**WHAT IS BEING ASKED**
Once you have read the listing below, write all of it out again exactly.

** Opening DATASET EXTRACT block **

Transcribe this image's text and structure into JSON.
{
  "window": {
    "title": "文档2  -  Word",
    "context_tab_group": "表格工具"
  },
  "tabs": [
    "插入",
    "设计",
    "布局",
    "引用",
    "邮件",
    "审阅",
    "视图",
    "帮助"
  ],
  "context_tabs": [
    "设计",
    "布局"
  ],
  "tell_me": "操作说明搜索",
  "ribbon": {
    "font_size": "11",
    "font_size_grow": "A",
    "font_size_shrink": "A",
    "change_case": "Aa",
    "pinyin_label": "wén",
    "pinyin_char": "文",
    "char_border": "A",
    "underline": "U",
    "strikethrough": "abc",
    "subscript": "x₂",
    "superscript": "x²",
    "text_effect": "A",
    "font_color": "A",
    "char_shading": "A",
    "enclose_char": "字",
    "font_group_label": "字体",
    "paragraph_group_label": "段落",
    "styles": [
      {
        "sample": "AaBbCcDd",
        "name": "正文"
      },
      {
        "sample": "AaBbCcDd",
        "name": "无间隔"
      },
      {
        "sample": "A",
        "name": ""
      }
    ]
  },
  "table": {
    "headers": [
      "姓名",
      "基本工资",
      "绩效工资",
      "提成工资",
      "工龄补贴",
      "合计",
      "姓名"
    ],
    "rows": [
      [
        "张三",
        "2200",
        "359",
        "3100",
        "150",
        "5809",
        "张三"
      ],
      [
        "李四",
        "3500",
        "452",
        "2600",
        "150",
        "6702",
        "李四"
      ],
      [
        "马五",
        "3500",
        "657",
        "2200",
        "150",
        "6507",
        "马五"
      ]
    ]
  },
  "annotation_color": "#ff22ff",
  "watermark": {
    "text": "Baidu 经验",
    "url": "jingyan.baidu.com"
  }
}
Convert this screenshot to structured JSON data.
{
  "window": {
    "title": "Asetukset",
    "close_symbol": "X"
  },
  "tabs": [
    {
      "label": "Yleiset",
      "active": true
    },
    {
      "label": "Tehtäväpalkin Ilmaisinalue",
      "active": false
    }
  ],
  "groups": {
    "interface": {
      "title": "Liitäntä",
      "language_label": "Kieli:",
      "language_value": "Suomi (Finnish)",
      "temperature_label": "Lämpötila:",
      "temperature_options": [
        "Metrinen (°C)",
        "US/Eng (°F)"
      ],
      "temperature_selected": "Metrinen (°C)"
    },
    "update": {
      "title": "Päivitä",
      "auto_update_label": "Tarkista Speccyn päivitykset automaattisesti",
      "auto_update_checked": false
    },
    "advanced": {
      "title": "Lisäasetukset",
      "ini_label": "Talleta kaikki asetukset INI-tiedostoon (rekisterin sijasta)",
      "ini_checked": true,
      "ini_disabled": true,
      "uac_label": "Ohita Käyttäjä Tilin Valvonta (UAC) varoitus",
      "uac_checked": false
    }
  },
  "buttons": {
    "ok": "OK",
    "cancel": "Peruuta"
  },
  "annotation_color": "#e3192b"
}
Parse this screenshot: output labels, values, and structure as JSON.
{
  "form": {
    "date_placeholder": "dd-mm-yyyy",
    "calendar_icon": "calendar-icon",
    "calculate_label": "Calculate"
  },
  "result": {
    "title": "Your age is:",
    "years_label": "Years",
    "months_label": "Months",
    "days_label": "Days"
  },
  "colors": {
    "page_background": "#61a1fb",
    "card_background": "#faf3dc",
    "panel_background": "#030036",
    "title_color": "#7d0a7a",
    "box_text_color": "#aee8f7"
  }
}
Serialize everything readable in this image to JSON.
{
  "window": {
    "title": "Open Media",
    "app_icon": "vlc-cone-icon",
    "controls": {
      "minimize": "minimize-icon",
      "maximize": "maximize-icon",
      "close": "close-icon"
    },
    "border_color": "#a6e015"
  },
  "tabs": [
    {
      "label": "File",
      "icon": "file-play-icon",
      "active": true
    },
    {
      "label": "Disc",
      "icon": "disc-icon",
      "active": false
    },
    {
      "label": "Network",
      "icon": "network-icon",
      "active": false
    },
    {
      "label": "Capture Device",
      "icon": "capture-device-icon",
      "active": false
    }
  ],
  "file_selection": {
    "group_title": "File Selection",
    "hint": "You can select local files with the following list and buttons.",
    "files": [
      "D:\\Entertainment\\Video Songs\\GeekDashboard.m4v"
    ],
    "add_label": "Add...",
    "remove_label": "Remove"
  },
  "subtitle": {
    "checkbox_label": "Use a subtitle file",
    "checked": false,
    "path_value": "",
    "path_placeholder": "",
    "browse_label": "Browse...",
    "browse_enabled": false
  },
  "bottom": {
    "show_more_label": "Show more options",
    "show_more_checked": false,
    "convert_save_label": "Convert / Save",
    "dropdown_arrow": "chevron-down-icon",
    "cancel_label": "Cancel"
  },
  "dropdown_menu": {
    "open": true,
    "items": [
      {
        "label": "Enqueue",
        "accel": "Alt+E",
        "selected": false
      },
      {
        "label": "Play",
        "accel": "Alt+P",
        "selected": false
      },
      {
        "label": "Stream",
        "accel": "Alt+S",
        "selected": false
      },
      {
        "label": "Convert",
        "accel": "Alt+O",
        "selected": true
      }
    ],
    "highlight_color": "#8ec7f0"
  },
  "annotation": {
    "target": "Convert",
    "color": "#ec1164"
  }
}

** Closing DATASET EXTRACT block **

**COMPLETED TASK**
Transcribe this image's text and structure into JSON.
{
  "window": {
    "title": "文档2  -  Word",
    "context_tab_group": "表格工具"
  },
  "tabs": [
    "插入",
    "设计",
    "布局",
    "引用",
    "邮件",
    "审阅",
    "视图",
    "帮助"
  ],
  "context_tabs": [
    "设计",
    "布局"
  ],
  "tell_me": "操作说明搜索",
  "ribbon": {
    "font_size": "11",
    "font_size_grow": "A",
    "font_size_shrink": "A",
    "change_case": "Aa",
    "pinyin_label": "wén",
    "pinyin_char": "文",
    "char_border": "A",
    "underline": "U",
    "strikethrough": "abc",
    "subscript": "x₂",
    "superscript": "x²",
    "text_effect": "A",
    "font_color": "A",
    "char_shading": "A",
    "enclose_char": "字",
    "font_group_label": "字体",
    "paragraph_group_label": "段落",
    "styles": [
      {
        "sample": "AaBbCcDd",
        "name": "正文"
      },
      {
        "sample": "AaBbCcDd",
        "name": "无间隔"
      },
      {
        "sample": "A",
        "name": ""
      }
    ]
  },
  "table": {
    "headers": [
      "姓名",
      "基本工资",
      "绩效工资",
      "提成工资",
      "工龄补贴",
      "合计",
      "姓名"
    ],
    "rows": [
      [
        "张三",
        "2200",
        "359",
        "3100",
        "150",
        "5809",
        "张三"
      ],
      [
        "李四",
        "3500",
        "452",
        "2600",
        "150",
        "6702",
        "李四"
      ],
      [
        "马五",
        "3500",
        "657",
        "2200",
        "150",
        "6507",
        "马五"
      ]
    ]
  },
  "annotation_color": "#ff22ff",
  "watermark": {
    "text": "Baidu 经验",
    "url": "jingyan.baidu.com"
  }
}
Convert this screenshot to structured JSON data.
{
  "window": {
    "title": "Asetukset",
    "close_symbol": "X"
  },
  "tabs": [
    {
      "label": "Yleiset",
      "active": true
    },
    {
      "label": "Tehtäväpalkin Ilmaisinalue",
      "active": false
    }
  ],
  "groups": {
    "interface": {
      "title": "Liitäntä",
      "language_label": "Kieli:",
      "language_value": "Suomi (Finnish)",
      "temperature_label": "Lämpötila:",
      "temperature_options": [
        "Metrinen (°C)",
        "US/Eng (°F)"
      ],
      "temperature_selected": "Metrinen (°C)"
    },
    "update": {
      "title": "Päivitä",
      "auto_update_label": "Tarkista Speccyn päivitykset automaattisesti",
      "auto_update_checked": false
    },
    "advanced": {
      "title": "Lisäasetukset",
      "ini_label": "Talleta kaikki asetukset INI-tiedostoon (rekisterin sijasta)",
      "ini_checked": true,
      "ini_disabled": true,
      "uac_label": "Ohita Käyttäjä Tilin Valvonta (UAC) varoitus",
      "uac_checked": false
    }
  },
  "buttons": {
    "ok": "OK",
    "cancel": "Peruuta"
  },
  "annotation_color": "#e3192b"
}
Parse this screenshot: output labels, values, and structure as JSON.
{
  "form": {
    "date_placeholder": "dd-mm-yyyy",
    "calendar_icon": "calendar-icon",
    "calculate_label": "Calculate"
  },
  "result": {
    "title": "Your age is:",
    "years_label": "Years",
    "months_label": "Months",
    "days_label": "Days"
  },
  "colors": {
    "page_background": "#61a1fb",
    "card_background": "#faf3dc",
    "panel_background": "#030036",
    "title_color": "#7d0a7a",
    "box_text_color": "#aee8f7"
  }
}
Serialize everything readable in this image to JSON.
{
  "window": {
    "title": "Open Media",
    "app_icon": "vlc-cone-icon",
    "controls": {
      "minimize": "minimize-icon",
      "maximize": "maximize-icon",
      "close": "close-icon"
    },
    "border_color": "#a6e015"
  },
  "tabs": [
    {
      "label": "File",
      "icon": "file-play-icon",
      "active": true
    },
    {
      "label": "Disc",
      "icon": "disc-icon",
      "active": false
    },
    {
      "label": "Network",
      "icon": "network-icon",
      "active": false
    },
    {
      "label": "Capture Device",
      "icon": "capture-device-icon",
      "active": false
    }
  ],
  "file_selection": {
    "group_title": "File Selection",
    "hint": "You can select local files with the following list and buttons.",
    "files": [
      "D:\\Entertainment\\Video Songs\\GeekDashboard.m4v"
    ],
    "add_label": "Add...",
    "remove_label": "Remove"
  },
  "subtitle": {
    "checkbox_label": "Use a subtitle file",
    "checked": false,
    "path_value": "",
    "path_placeholder": "",
    "browse_label": "Browse...",
    "browse_enabled": false
  },
  "bottom": {
    "show_more_label": "Show more options",
    "show_more_checked": false,
    "convert_save_label": "Convert / Save",
    "dropdown_arrow": "chevron-down-icon",
    "cancel_label": "Cancel"
  },
  "dropdown_menu": {
    "open": true,
    "items": [
      {
        "label": "Enqueue",
        "accel": "Alt+E",
        "selected": false
      },
      {
        "label": "Play",
        "accel": "Alt+P",
        "selected": false
      },
      {
        "label": "Stream",
        "accel": "Alt+S",
        "selected": false
      },
      {
        "label": "Convert",
        "accel": "Alt+O",
        "selected": true
      }
    ],
    "highlight_color": "#8ec7f0"
  },
  "annotation": {
    "target": "Convert",
    "color": "#ec1164"
  }
}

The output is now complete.